Prior to Big Data and the Call of Accountability, the Brisbane Libraries, which comprise over 30 branches, ordered most of our titles, many of them in substantial quantities. As inter-library loans took hold, the library system ordered fewer of our titles. We accepted this because our titles were still available, even if readers had to wait a bit longer to access them.

But as BCC Libraries, like many other library systems here and overseas, delegated their responsibility to curate content and to favour home-grown books to suppliers who treat books as commodities to be moved rather than read, our orders dwindled even further. Because  we felt this 3rd party supplier did us no favours, we began sending books on approval directly to BCC Library Headquarters.

We hit rock bottom recently when an Acting Collections Head determined that NONE of the new 20 titles we sent on approval met their “current requirements”. When I questioned this, her superior sought to justify the ways of God to the naive publisher by referring me to a bland policy manual. I doubt that the Acting person had read any of the books. I KNOW her superior hadn’t because they had already been returned.

There is a quiet revolution happening in our libraries. Libraries are becoming more and more like chain bookshops where you can predict what brands will be available, and discovery is increasingly a thing of the past. Libraries’ role as a curator of content has been outsourced to enterprises whose interests are more commercial than aesthetic. Curating and discovery will still happen, but in the unreliable ecosystem of internet blogs and paid for review sites. Librarians are prime targets for replacement by robots who dispense rather than analyse and evaluate, although recent strides in AI cognition may yet save libraries from becoming ATM dispensers.

And global temperatures are still rising.

Do you have any library stories to share?

Thursday, 20 September 2018

Lauren Daniels Make a Splash @ Thirroul Women Writers Festival

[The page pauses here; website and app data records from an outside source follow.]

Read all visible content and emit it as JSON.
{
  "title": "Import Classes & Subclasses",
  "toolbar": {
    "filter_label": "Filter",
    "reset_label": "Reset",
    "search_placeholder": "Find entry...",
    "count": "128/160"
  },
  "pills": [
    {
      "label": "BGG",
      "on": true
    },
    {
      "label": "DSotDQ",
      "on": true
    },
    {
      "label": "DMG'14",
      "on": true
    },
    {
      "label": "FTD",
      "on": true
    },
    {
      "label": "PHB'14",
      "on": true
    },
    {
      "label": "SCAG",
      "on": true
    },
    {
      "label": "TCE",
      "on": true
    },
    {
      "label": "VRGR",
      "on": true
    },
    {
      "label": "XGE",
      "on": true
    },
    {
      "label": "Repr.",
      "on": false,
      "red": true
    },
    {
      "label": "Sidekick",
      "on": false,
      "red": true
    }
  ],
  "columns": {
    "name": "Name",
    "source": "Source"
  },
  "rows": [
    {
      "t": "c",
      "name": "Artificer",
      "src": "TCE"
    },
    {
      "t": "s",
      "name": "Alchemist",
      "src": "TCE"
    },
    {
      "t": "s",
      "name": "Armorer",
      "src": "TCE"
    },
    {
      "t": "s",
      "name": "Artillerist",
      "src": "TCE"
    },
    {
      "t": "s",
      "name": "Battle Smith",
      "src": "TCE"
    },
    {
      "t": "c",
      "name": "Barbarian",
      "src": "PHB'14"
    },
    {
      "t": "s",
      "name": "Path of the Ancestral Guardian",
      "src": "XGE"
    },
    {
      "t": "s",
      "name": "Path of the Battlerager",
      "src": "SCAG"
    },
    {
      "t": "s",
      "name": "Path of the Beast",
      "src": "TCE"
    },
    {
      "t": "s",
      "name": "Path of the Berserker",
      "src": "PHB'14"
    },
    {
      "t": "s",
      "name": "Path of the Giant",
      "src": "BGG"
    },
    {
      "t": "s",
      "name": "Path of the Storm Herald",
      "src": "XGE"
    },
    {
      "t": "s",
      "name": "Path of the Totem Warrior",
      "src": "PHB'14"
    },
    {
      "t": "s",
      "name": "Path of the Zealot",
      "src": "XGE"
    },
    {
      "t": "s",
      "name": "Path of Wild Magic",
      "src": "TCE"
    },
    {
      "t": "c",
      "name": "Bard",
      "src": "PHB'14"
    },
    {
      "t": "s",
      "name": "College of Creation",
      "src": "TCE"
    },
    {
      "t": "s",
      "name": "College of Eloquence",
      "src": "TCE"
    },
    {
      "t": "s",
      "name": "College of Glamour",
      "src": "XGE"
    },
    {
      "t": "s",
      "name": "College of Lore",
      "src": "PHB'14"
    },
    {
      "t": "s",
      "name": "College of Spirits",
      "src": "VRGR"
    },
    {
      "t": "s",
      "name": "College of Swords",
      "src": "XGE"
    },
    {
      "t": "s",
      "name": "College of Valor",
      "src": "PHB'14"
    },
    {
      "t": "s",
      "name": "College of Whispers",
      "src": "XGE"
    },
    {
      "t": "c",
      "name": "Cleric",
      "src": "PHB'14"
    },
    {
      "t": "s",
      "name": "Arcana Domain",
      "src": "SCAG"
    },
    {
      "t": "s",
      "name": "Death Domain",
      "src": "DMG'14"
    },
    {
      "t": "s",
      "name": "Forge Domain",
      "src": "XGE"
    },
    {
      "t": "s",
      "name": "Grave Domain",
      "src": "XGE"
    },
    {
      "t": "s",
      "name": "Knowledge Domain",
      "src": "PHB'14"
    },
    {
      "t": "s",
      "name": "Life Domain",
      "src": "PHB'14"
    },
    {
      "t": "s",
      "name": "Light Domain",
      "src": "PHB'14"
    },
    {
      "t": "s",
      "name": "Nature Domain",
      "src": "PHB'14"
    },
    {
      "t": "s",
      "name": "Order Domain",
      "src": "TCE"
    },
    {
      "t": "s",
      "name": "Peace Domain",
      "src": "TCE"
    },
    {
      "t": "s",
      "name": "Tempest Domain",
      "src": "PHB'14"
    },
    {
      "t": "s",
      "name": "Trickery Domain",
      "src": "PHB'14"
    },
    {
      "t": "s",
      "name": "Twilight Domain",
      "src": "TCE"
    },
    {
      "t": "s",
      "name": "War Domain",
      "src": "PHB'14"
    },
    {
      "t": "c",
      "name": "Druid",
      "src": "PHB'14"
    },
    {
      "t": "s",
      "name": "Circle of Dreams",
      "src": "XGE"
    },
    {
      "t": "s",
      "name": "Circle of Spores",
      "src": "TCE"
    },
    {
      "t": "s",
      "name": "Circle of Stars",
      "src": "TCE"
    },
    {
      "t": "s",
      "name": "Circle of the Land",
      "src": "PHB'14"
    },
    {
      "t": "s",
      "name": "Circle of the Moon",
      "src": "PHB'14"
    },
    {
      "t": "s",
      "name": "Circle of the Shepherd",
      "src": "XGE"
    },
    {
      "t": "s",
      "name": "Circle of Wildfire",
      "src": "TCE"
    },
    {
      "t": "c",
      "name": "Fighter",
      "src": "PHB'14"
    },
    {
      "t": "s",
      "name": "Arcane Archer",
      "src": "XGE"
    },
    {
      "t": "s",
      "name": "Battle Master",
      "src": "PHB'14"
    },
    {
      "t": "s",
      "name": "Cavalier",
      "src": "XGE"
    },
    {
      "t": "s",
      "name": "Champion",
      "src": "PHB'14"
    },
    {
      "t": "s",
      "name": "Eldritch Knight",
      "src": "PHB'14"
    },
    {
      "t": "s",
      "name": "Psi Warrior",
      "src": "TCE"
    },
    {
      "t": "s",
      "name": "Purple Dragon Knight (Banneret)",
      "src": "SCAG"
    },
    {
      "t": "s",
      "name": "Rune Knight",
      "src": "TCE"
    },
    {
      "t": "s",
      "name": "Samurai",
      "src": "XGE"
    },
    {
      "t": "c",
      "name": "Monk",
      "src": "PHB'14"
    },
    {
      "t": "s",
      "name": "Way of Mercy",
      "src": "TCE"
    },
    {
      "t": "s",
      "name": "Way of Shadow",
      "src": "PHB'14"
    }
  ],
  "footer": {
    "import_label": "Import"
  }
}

Lauren Daniels recently attended the Thirroul Women Writers Festival to talk about her book Serpent's Wake: a tale for the bitten
Bridget McKern, another author at the festival, was so moved by Lauren's novel that she wrote a review that we thought you might like to see. 
This is the way Lauren Elise Daniel’s book Serpents Wake infiltrated my consciousness. I would describe it as a book that reaches the depths of human suffering, sacrifice and compassion but at the same time has a fairytale quality that keeps the reader in a mystical but safe relationship with the story just like being a child having stories read at my mother’s knee.  
You know when you read a good book - you can’t put it down easily and it dwells in your waking and dreaming moments. It somehow reaches a deeper level of psychic consciousness and you feel as if you have been there before.  The cover took me in with its Celtic swirls and strange mediaeval feel. The style is interesting as not one character has a proper name ... but it works by suggestion, action and character as the story unfolds. We gradually come to know the Girl, the Captain, the Poet, the parents and villagers; the crew of the ship, all by association with the storyline.
Serpents Wake is a mythic fairy story balanced with archetypes of enough conviction of reality to really reach down into trauma experiences and the tough but sweetest learnings of love. There is a veritable company of archetypal characters besides the Girl / Heroine / Wounded Healer who is swallowed by the great serpent. To name a few: 

 The Poet, the Wolf; the Hunter; the Serpent; the Beast (human and animal); the Mother; the Father; the Doctor; (3 doctors) the Doctor’s Wife (who is an indigenous healer); the Cook; the Wounded Hero / Captain....
 I would recommend this book for heroic girls and boys (who may not yet know they are hero/heroines who have been ‘bitten’ by life circumstances beyond their control); parents of lost children; students of life; trauma counsellors and psychologists refugees, asylum seekers and aliens. 
The book is full of poetic imagery and imagination. The language has a gothic and mediaeval taste and some passages simply took my breath away with beauty.The one I wanted to keep for ever came in the love scene at the end (p. 299)‘In the bed of arms and legs, sleep softened them and made them edgeless.’I read it to my husband of fifty years and he agreed!